sets. By considering *p*_{x} to describe complex phenomena, the theory leads
to derive a distinct analogous force *f*_{x} on number sets proportional to
$(\fract{\partial p_{x}}{\partial x})_{T}$ at an analogous system temperature *T*. In
particular, this yields to an understanding of the uneven distribution of integers of random sets
in terms of analogous scale invariance and a screened inverse square force acting on the significant
digits. The theory also allows to establish recursion relations to predict sequences of Fibonacci
numbers and to give an answer to the interesting theoretical question of the appearance of the
Benford's law in Fibonacci numbers. A possible relevance to prime numbers is also analyzed."

Informational theoretic entropy is defined in this setting in part II.B.

A.I. Aptekarev, J.S. Dehesa, A. Martinez-Finkelshtein, R. Yanez, "Discrete entropies of orthogonal polynomials" (preprint 10/2007)

[abstract:] "Let $p_n$ be the $n$-th orthonormal polynomial on the real line, whose zeros
are $\lambda_j^{(n)}$, $j=1, ..., n$. Then for each $j=1, ..., n$, $$ \vec \Psi_j^2 =
(\Psi_{1j}^2, ..., \Psi_{nj}^2) $$ with $$ \Psi_{ij}^2= p_{i-1}^2 (\lambda_j^{(n)})
(\sum_{k=0}^{n-1} p_k^2(\lambda_j^{(n)}))^{-1}, \quad i=1, >..., n, $$ defines a discrete
probability distribution. The Shannon entropy of the sequence $\{p_n\}$ is consequently defined
as $$ \mathcal S_{n,j} = -\sum_{i=1}^n \Psi_{ij}^{2} \log (\Psi_{ij}^{2}) . $$ In the case of
Chebyshev polynomials of the first and second kinds an explicit and closed formula for
$\mathcal S_{n,j}$ is obtained, revealing interesting connections with the number theory. Besides,
several results of numerical computations exemplifying the behavior of $\mathcal S_{n,j}$ for
other families are also presented."

P. Tempesta, "Group entropies, correlation laws and zeta functions" (preprint 05/2011)

[abstract:] "The notion of group entropy is proposed. It enables to unify and generalize many different definitions of entropy known in the literature, as those of Boltzmann–Gibbs, Tsallis, Abe and Kaniadakis.
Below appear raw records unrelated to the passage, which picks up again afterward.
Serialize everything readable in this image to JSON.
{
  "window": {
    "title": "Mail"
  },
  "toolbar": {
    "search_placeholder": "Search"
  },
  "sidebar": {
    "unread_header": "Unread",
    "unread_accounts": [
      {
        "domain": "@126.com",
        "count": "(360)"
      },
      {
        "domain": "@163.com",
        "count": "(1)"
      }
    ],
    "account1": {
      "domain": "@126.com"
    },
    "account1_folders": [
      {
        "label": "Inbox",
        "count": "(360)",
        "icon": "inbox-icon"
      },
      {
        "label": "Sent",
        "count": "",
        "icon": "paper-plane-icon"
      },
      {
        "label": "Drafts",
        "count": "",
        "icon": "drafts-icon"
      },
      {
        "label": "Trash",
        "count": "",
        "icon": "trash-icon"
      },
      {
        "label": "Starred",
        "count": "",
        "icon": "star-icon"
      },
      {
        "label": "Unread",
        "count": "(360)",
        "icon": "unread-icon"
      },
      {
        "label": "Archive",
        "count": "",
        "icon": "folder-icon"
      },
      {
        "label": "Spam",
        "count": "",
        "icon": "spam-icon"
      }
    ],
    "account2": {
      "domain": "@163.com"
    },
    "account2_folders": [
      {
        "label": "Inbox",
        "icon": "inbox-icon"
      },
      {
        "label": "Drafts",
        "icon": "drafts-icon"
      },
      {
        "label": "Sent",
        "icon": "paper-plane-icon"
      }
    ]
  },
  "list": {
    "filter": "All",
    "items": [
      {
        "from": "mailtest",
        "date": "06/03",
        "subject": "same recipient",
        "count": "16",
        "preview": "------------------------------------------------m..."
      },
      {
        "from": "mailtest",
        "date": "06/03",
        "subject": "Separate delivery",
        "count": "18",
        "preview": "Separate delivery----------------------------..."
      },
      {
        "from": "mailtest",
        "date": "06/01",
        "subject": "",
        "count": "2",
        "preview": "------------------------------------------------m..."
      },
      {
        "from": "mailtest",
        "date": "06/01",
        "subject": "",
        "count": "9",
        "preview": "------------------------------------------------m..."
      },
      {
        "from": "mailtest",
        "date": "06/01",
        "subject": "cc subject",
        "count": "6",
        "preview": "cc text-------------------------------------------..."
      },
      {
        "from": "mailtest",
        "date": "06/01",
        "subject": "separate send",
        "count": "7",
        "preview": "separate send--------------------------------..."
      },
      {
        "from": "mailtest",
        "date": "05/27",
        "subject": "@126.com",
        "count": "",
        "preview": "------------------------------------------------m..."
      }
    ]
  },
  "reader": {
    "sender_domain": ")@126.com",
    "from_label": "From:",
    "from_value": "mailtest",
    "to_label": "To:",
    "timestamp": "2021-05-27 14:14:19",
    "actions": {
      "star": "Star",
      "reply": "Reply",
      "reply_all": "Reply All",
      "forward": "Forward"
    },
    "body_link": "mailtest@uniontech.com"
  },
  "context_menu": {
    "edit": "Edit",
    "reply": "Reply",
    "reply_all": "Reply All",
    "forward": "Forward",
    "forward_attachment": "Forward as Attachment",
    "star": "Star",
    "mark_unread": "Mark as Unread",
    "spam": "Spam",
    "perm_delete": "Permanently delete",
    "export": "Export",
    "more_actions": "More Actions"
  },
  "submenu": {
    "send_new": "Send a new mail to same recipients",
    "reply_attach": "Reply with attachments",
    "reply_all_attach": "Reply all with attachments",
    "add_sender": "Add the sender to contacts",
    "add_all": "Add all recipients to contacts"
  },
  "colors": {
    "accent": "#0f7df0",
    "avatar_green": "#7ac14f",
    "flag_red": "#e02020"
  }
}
Other new entropic functionals are presented, related to nontrivial correlation laws characterizing universality classes of systems out of equilibrium, when the dynamics is weakly chaotic. The associated thermostatistics are discussed. The mathematical structure underlying our construction is that of formal group theory, which provides the general structure of the correlations among particles and dictates the associated entropic functionals. As an example of application, the role of group entropies in information theory is illustrated and generalizations of the Kullback–Leibler divergence are proposed. A new connection between statistical mechanics and zeta functions is established. In particular, Tsallis entropy is related to the classical Riemann zeta function."

This is the concluding paragraph from J. Lagarias, "Number theory zeta functions and dynamical zeta functions",
in *Spectral Problems in Geometry and Arithmetic* (T. Branson, *ed.*), *Contemporary Math.* **237**
(AMS, 1999) 45-86: